But as noted, in some divorces, the court may give decision-making authority to only one parent. The court designates this person as the Sole Managing Conservator (SMC). The SMC has both decision-making authority and physical possession of the children.
Reasons to Have a Sole Managing Conservator
Courts choose this kind of custody for different reasons. For example, one parent may have a history of neglect, violence, or drug abuse. The court also may make this ruling if there is great conflict between the spouses—for example, if they have dramatically different religious beliefs.
Be aware that, even if you and your spouse are named joint managing conservators, you probably will not have equal physical custody of the children. Also, if the court names one parent sole managing conservator, the other parent likely will be required to pay child support. Read our recent blog about child support lawyers for fathers.
Factors the Court Looks at When Considering the Different Types of Custody
Most courts take custody decisions very seriously. For example, if the parents prefer a JMC, they want to make sure the parents are sincere about working together. And if a parent wants to be named SMC, they will want to make sure that parent is not trying to “punish” the other parent.
When a judge is considering the different types of custody here are some things he or she considers:
- How willing are the parents to cooperate with each other?
- Which parent is best able to provide the children with a stable home life?
- Does one parent have a difficult work schedule—for example, long work long hours, or an extensive travel?
- How close together do the two parents live?
- Overall, how fit is each person to be a parent?
- What type of relationship do the parents have with the children? For example, a parent and child may not be on speaking terms.
The court also may make its decision based on the stated preferences of the children. However, this is only if the kids are at least 12 years of age. And as we have noted, if one parent has a history of neglect or abuse, that person is very likely to have limited access to the children.
How Does Visitation Work in Texas?
Just as Texas law has a different term for custody, it also has a different term for visitation. The court refers to possession and access. Courts use guidelines provided in the Texas Family Code to create a visitation schedule, which is called a standard possession order.
Parents can make the judge’s job easier by agreeing in advance on a proposed visitation schedule. The judge may accept this proposal or make changes to it.
The court prefers to grant each parent possession and access. However, if the court determines that one of the two parents may endanger the physical or emotional well-being of the child, the court may deny that person possession and access. A parent also can request to deny the other parent access. Read our recent blog about how to get sole custody in Texas.
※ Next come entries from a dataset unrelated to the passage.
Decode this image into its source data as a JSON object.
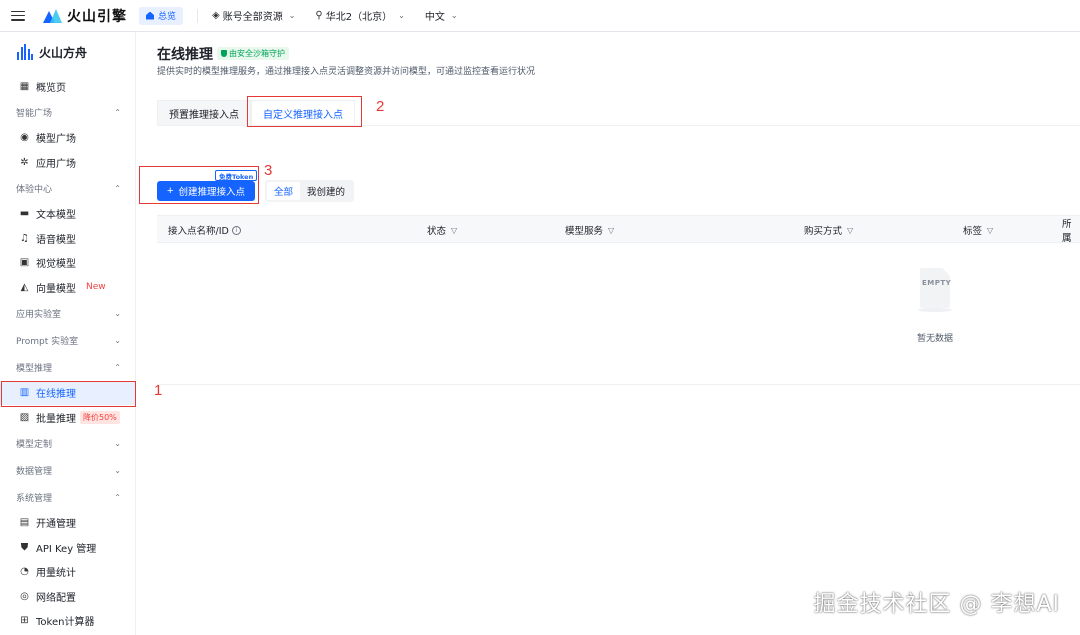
{
  "topbar": {
    "brand": "火山引擎",
    "home": "总览",
    "account_scope": "账号全部资源",
    "region": "华北2（北京）",
    "language": "中文"
  },
  "sidebar": {
    "brand": "火山方舟",
    "overview": "概览页",
    "group_smart": "智能广场",
    "model_square": "模型广场",
    "app_square": "应用广场",
    "group_experience": "体验中心",
    "text_model": "文本模型",
    "voice_model": "语音模型",
    "vision_model": "视觉模型",
    "vector_model": "向量模型",
    "vector_badge": "New",
    "group_app_lab": "应用实验室",
    "group_prompt_lab": "Prompt 实验室",
    "group_inference": "模型推理",
    "online_inference": "在线推理",
    "batch_inference": "批量推理",
    "batch_badge": "降价50%",
    "group_custom": "模型定制",
    "group_data": "数据管理",
    "group_system": "系统管理",
    "activation": "开通管理",
    "api_key": "API Key 管理",
    "usage": "用量统计",
    "network": "网络配置",
    "token_calc": "Token计算器"
  },
  "main": {
    "title": "在线推理",
    "safe_tag": "由安全沙箱守护",
    "description": "提供实时的模型推理服务，通过推理接入点灵活调整资源并访问模型，可通过监控查看运行状况",
    "tabs": [
      "预置推理接入点",
      "自定义推理接入点"
    ],
    "create_button": "创建推理接入点",
    "free_token": "免费Token",
    "filter_all": "全部",
    "filter_mine": "我创建的",
    "columns": [
      "接入点名称/ID",
      "状态",
      "模型服务",
      "购买方式",
      "标签",
      "所属"
    ],
    "empty_img_text": "EMPTY",
    "empty_text": "暂无数据"
  },
  "annotations": {
    "n1": "1",
    "n2": "2",
    "n3": "3"
  },
  "watermark": "掘金技术社区 @ 李想AI",
  "colors": {
    "primary": "#1664ff",
    "annotation_red": "#e53935",
    "safe_green": "#00a35a"
  }
}
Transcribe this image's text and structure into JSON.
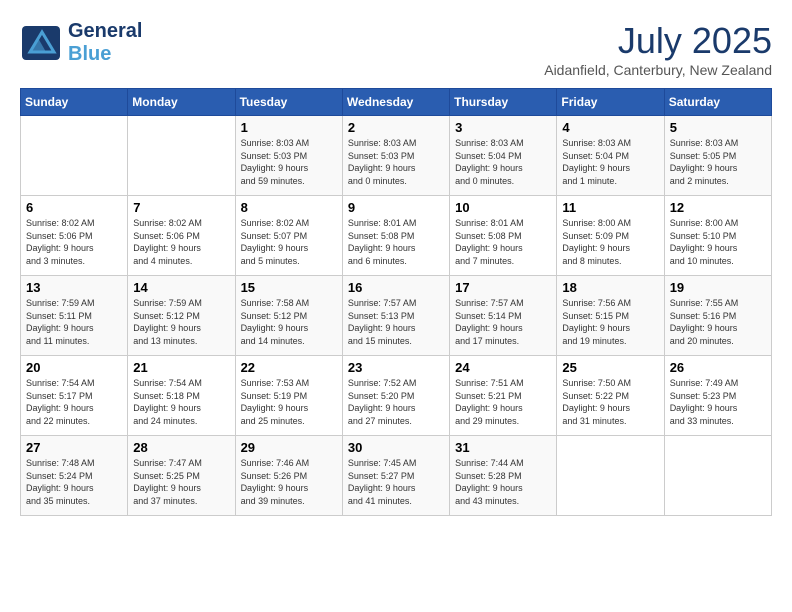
{
  "logo": {
    "line1": "General",
    "line2": "Blue",
    "icon": "▶"
  },
  "header": {
    "month_year": "July 2025",
    "location": "Aidanfield, Canterbury, New Zealand"
  },
  "days_of_week": [
    "Sunday",
    "Monday",
    "Tuesday",
    "Wednesday",
    "Thursday",
    "Friday",
    "Saturday"
  ],
  "weeks": [
    [
      {
        "day": "",
        "info": ""
      },
      {
        "day": "",
        "info": ""
      },
      {
        "day": "1",
        "info": "Sunrise: 8:03 AM\nSunset: 5:03 PM\nDaylight: 9 hours\nand 59 minutes."
      },
      {
        "day": "2",
        "info": "Sunrise: 8:03 AM\nSunset: 5:03 PM\nDaylight: 9 hours\nand 0 minutes."
      },
      {
        "day": "3",
        "info": "Sunrise: 8:03 AM\nSunset: 5:04 PM\nDaylight: 9 hours\nand 0 minutes."
      },
      {
        "day": "4",
        "info": "Sunrise: 8:03 AM\nSunset: 5:04 PM\nDaylight: 9 hours\nand 1 minute."
      },
      {
        "day": "5",
        "info": "Sunrise: 8:03 AM\nSunset: 5:05 PM\nDaylight: 9 hours\nand 2 minutes."
      }
    ],
    [
      {
        "day": "6",
        "info": "Sunrise: 8:02 AM\nSunset: 5:06 PM\nDaylight: 9 hours\nand 3 minutes."
      },
      {
        "day": "7",
        "info": "Sunrise: 8:02 AM\nSunset: 5:06 PM\nDaylight: 9 hours\nand 4 minutes."
      },
      {
        "day": "8",
        "info": "Sunrise: 8:02 AM\nSunset: 5:07 PM\nDaylight: 9 hours\nand 5 minutes."
      },
      {
        "day": "9",
        "info": "Sunrise: 8:01 AM\nSunset: 5:08 PM\nDaylight: 9 hours\nand 6 minutes."
      },
      {
        "day": "10",
        "info": "Sunrise: 8:01 AM\nSunset: 5:08 PM\nDaylight: 9 hours\nand 7 minutes."
      },
      {
        "day": "11",
        "info": "Sunrise: 8:00 AM\nSunset: 5:09 PM\nDaylight: 9 hours\nand 8 minutes."
      },
      {
        "day": "12",
        "info": "Sunrise: 8:00 AM\nSunset: 5:10 PM\nDaylight: 9 hours\nand 10 minutes."
      }
    ],
    [
      {
        "day": "13",
        "info": "Sunrise: 7:59 AM\nSunset: 5:11 PM\nDaylight: 9 hours\nand 11 minutes."
      },
      {
        "day": "14",
        "info": "Sunrise: 7:59 AM\nSunset: 5:12 PM\nDaylight: 9 hours\nand 13 minutes."
      },
      {
        "day": "15",
        "info": "Sunrise: 7:58 AM\nSunset: 5:12 PM\nDaylight: 9 hours\nand 14 minutes."
      },
      {
        "day": "16",
        "info": "Sunrise: 7:57 AM\nSunset: 5:13 PM\nDaylight: 9 hours\nand 15 minutes."
      },
      {
        "day": "17",
        "info": "Sunrise: 7:57 AM\nSunset: 5:14 PM\nDaylight: 9 hours\nand 17 minutes."
      },
      {
        "day": "18",
        "info": "Sunrise: 7:56 AM\nSunset: 5:15 PM\nDaylight: 9 hours\nand 19 minutes."
      },
      {
        "day": "19",
        "info": "Sunrise: 7:55 AM\nSunset: 5:16 PM\nDaylight: 9 hours\nand 20 minutes."
      }
    ],
    [
      {
        "day": "20",
        "info": "Sunrise: 7:54 AM\nSunset: 5:17 PM\nDaylight: 9 hours\nand 22 minutes."
      },
      {
        "day": "21",
        "info": "Sunrise: 7:54 AM\nSunset: 5:18 PM\nDaylight: 9 hours\nand 24 minutes."
      },
      {
        "day": "22",
        "info": "Sunrise: 7:53 AM\nSunset: 5:19 PM\nDaylight: 9 hours\nand 25 minutes."
      },
      {
        "day": "23",
        "info": "Sunrise: 7:52 AM\nSunset: 5:20 PM\nDaylight: 9 hours\nand 27 minutes."
      },
      {
        "day": "24",
        "info": "Sunrise: 7:51 AM\nSunset: 5:21 PM\nDaylight: 9 hours\nand 29 minutes."
      },
      {
        "day": "25",
        "info": "Sunrise: 7:50 AM\nSunset: 5:22 PM\nDaylight: 9 hours\nand 31 minutes."
      },
      {
        "day": "26",
        "info": "Sunrise: 7:49 AM\nSunset: 5:23 PM\nDaylight: 9 hours\nand 33 minutes."
      }
    ],
    [
      {
        "day": "27",
        "info": "Sunrise: 7:48 AM\nSunset: 5:24 PM\nDaylight: 9 hours\nand 35 minutes."
      },
      {
        "day": "28",
        "info": "Sunrise: 7:47 AM\nSunset: 5:25 PM\nDaylight: 9 hours\nand 37 minutes."
      },
      {
        "day": "29",
        "info": "Sunrise: 7:46 AM\nSunset: 5:26 PM\nDaylight: 9 hours\nand 39 minutes."
      },
      {
        "day": "30",
        "info": "Sunrise: 7:45 AM\nSunset: 5:27 PM\nDaylight: 9 hours\nand 41 minutes."
      },
      {
        "day": "31",
        "info": "Sunrise: 7:44 AM\nSunset: 5:28 PM\nDaylight: 9 hours\nand 43 minutes."
      },
      {
        "day": "",
        "info": ""
      },
      {
        "day": "",
        "info": ""
      }
    ]
  ]
}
Attorneys Who are Experts in the Different Kinds of Custody in Texas
Custody cases can be complicated. They also can be emotional—after all, you want the best for your children. Our Fort Worth, Texas, divorce attorneys are very experienced in these cases. We will fight for your rights while making sure to treat you and your children with compassion and respect. If you are facing a custody case, don’t risk making a mistake you may regret for years to come. Contact us today at 817-335-9600.